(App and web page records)
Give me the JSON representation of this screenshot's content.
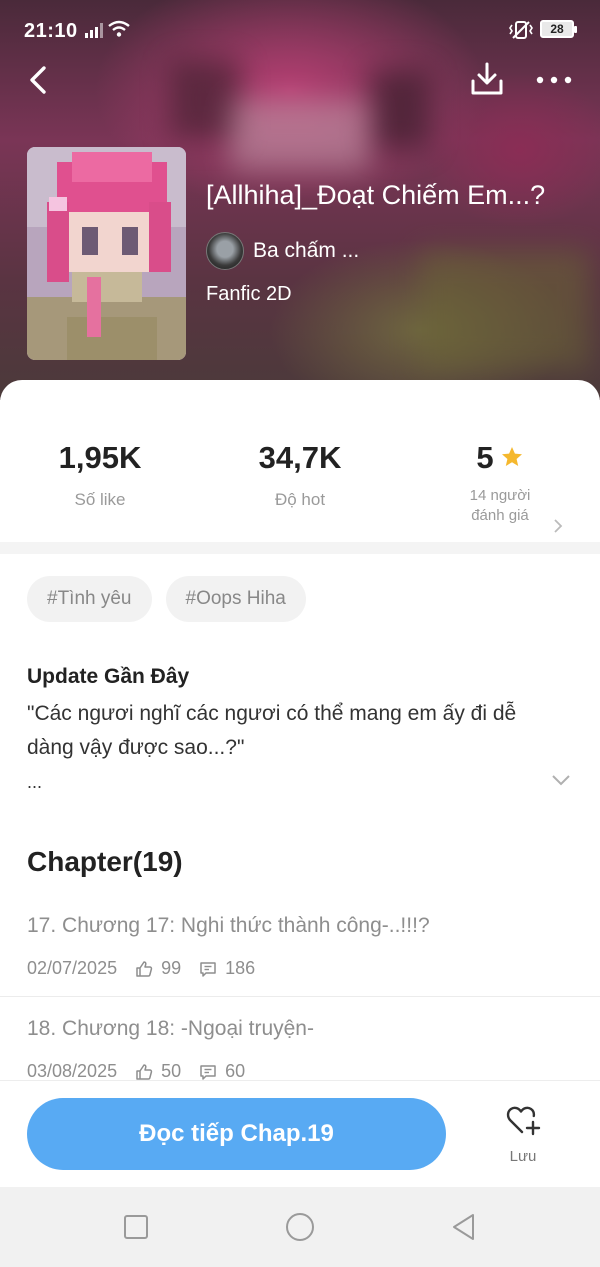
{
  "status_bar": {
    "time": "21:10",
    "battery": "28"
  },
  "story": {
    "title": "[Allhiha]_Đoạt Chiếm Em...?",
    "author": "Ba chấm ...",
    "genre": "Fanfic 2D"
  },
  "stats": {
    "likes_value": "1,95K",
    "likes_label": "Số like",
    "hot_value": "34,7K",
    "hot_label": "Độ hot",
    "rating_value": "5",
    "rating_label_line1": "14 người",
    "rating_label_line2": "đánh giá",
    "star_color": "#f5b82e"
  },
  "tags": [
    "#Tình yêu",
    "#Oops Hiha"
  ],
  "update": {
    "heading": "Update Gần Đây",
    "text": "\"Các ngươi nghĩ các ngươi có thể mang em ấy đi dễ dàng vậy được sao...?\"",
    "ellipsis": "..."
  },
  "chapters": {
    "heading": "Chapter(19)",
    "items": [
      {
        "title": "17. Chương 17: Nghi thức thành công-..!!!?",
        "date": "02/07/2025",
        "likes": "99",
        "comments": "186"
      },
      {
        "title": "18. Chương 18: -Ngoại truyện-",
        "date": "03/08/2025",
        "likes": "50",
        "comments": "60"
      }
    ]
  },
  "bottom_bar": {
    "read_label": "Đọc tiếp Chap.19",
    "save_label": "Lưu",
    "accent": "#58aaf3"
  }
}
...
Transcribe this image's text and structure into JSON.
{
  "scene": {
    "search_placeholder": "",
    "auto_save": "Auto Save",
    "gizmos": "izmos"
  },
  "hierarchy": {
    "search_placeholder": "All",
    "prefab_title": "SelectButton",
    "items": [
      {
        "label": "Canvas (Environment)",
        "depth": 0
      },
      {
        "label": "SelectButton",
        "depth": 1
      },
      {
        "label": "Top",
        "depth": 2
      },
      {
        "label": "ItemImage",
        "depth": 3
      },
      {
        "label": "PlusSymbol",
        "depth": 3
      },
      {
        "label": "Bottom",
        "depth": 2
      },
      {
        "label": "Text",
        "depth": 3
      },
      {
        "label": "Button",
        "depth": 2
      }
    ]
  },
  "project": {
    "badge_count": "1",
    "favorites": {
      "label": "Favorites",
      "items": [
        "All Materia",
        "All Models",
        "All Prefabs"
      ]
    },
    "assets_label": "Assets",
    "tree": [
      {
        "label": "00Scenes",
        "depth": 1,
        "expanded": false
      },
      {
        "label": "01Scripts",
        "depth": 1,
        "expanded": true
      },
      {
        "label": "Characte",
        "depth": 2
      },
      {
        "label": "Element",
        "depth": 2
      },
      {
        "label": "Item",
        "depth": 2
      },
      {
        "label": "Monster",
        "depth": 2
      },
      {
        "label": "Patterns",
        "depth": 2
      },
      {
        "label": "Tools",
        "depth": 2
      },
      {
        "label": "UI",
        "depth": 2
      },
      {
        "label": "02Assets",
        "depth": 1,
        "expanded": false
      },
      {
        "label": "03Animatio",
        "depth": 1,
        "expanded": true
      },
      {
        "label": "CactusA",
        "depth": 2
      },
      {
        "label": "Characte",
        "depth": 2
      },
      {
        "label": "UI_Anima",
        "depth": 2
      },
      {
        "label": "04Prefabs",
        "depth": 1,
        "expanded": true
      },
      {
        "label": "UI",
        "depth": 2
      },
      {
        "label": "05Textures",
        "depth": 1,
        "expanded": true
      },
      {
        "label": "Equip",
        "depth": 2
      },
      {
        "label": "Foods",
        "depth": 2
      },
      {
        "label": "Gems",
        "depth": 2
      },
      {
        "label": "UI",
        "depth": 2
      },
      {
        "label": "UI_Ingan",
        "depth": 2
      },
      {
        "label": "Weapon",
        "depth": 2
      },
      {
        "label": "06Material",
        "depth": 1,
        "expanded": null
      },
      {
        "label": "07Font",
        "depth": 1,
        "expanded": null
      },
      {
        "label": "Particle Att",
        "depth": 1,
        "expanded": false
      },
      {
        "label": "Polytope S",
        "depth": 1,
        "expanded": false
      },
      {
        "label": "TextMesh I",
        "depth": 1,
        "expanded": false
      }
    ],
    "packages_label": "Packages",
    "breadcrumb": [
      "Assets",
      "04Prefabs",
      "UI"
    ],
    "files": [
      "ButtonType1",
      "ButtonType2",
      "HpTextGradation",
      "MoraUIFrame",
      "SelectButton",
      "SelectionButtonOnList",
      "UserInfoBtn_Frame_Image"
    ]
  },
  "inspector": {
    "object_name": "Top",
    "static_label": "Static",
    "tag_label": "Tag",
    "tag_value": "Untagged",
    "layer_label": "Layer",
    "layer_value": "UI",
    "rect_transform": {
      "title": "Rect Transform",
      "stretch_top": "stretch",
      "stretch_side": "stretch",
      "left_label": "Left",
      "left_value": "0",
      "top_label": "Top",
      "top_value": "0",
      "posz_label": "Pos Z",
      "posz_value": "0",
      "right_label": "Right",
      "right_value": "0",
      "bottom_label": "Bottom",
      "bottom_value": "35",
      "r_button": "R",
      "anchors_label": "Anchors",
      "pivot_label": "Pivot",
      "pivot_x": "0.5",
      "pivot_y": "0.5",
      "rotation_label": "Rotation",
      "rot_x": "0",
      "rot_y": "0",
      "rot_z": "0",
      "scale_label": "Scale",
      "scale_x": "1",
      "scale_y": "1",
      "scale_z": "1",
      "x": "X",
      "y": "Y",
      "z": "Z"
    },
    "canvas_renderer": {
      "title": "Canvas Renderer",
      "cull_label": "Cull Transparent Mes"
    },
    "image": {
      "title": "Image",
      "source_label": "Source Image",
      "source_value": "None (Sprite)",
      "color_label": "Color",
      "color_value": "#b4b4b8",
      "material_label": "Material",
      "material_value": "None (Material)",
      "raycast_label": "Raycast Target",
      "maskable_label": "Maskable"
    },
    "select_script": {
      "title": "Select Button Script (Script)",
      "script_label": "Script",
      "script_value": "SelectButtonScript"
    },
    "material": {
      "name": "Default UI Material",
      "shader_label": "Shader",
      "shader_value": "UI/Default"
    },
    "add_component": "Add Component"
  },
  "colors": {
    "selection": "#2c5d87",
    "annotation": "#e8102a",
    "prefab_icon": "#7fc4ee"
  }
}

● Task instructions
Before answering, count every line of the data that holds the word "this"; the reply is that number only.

● Result
2